HMRC scams involve fraudsters posing as HM Revenue and Customs (HMRC) officials and calling you to claim you owe taxes, then threatening legal action if immediate payment is not made. They often ask for payment via bank card or transfer. HMRC themselves should never make threatening phone calls or request payment in this manner, so if you get a call like this hang up straight away and contact HMRC directly to verify if you do have any outstanding tax issues.

Scammer might alternatively call pretending to be from your bank or a financial institution such as a pension or investment fund. Legitimate organizations should never ask for your personal, confidential information over the phone, especially if you have not initiated the call yourself. So if you do get such a call or text message, hang up or delete it, then contact your bank directly using their official contact details to verify any concerns.

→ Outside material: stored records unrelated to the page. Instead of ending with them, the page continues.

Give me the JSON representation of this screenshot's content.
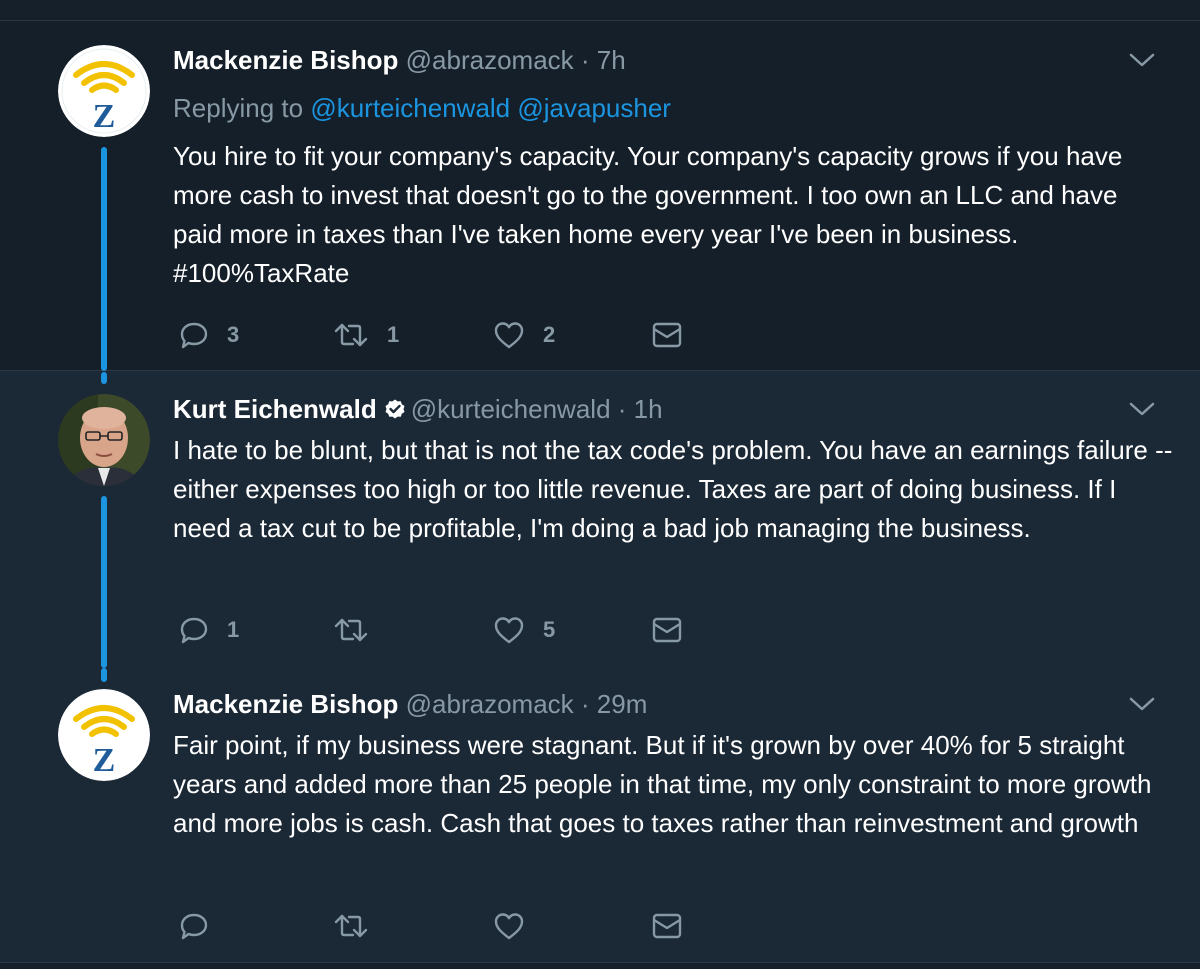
{
  "colors": {
    "background": "#1b2836",
    "highlighted_background": "#151f29",
    "accent": "#1b95e0",
    "muted": "#8899a6",
    "text": "#ffffff"
  },
  "tweets": [
    {
      "name": "Mackenzie Bishop",
      "handle": "@abrazomack",
      "separator": "·",
      "time": "7h",
      "avatar": "z-wifi-logo",
      "reply_prefix": "Replying to",
      "reply_mentions": [
        "@kurteichenwald",
        "@javapusher"
      ],
      "text": "You hire to fit your company's capacity. Your company's capacity grows if you have more cash to invest that doesn't go to the government. I too own an LLC and have paid more in taxes than I've taken home every year I've been in business. #100%TaxRate",
      "replies": "3",
      "retweets": "1",
      "likes": "2"
    },
    {
      "name": "Kurt Eichenwald",
      "verified": true,
      "handle": "@kurteichenwald",
      "separator": "·",
      "time": "1h",
      "avatar": "person-photo",
      "text": "I hate to be blunt, but that is not the tax code's problem. You have an earnings failure -- either expenses too high or too little revenue. Taxes are part of doing business. If I need a tax cut to be profitable, I'm doing a bad job managing the business.",
      "replies": "1",
      "retweets": "",
      "likes": "5"
    },
    {
      "name": "Mackenzie Bishop",
      "handle": "@abrazomack",
      "separator": "·",
      "time": "29m",
      "avatar": "z-wifi-logo",
      "text": "Fair point, if my business were stagnant. But if it's grown by over 40% for 5 straight years and added more than 25 people in that time, my only constraint to more growth and more jobs is cash. Cash that goes to taxes rather than reinvestment and growth",
      "replies": "",
      "retweets": "",
      "likes": ""
    }
  ]
}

With tech support scams criminals call innocent people and claim to be from well-known technology companies and falsely 'inform' the targeted victim of a supposed problem with their computer or software. They may ask for remote access to your device or request payment for fake IT fixes. Reputable tech companies would not contact you in an unsolicited manner regarding technical issues, so be cautious and avoid providing personal information or granting remote access to anyone you don't trust.

Scammers also employ techniques whereby they contact people and tell them they've won the lottery or a specific prize and request payment for processing fees or taxes before releasing the funds. Again, be highly sceptical of any such call or text message and never send money or disclose personal information to unknown individuals.

It may seem beyond belief but some fraudsters even exploit people's generosity by posing as volunteers for well-known charities, seeking donations over the phone. Always verify the legitimacy of the charity by researching their official website or contacting them directly before making any donations. Avoid making donations over the phone unless you initiated the call.

To protect further yourself from phone scams in general, you can also consider taking the following preventive measures.

Always push back and ask as many questions as you can on unexpected calls. If someone's asking for payment details over the phone for something you did not seek or initiate, tell them where to go and block the number. If you can get contact details for them, report them to the police (see the Action Fraud website) if you believe you had a fraudster on the line trying to cheat you out of money.

Using a VPN is another wise move. You can find well priced VPNs and configure them on your devices to protect your identity and data. If you're on a VPN when using a public wifi network it helps shield you from data theft, which can often lead to financial theft, so using a VPN is a good option.

Use a service such as 2ndnumber.tel to get a new phone number which you then use to give out to companies or services when signing up. You can use your new UK mobile number for two factor authentication and to give out publicly for business, then keep your private number just for friends and family, reducing the likelihood of a scammer contacting you on your personal number.

Also, 2ndNumber don't require your ID or any long term contract to sign up, which means less of your personal information being given away and more privacy and security for you.

You can also consider registering with the Telephone Preference Service (TPS), which is free of charge and classes itself as 'the UK's only official 'Do Not Call' register for landline and mobile numbers'.

By registering with the TPS, which is recommended by Citizen's Advice, you are essentially opting out of unsolicited calls. So then if you do get an unsolicited or nuisance call or text you'll already be on red alert.

Another tip from Citizen's Advice is to forward nuisance SMS messages to 7726, which is free of charge and will report the sender to your mobile network.

If you believe you have been the victim of a phone scam or attempted phone scam take action immediately and report it in as much detail as possible, as quickly as possible, to Action Fraud, which is a service run by the police as a national reporting centre for fraud and cyber crime.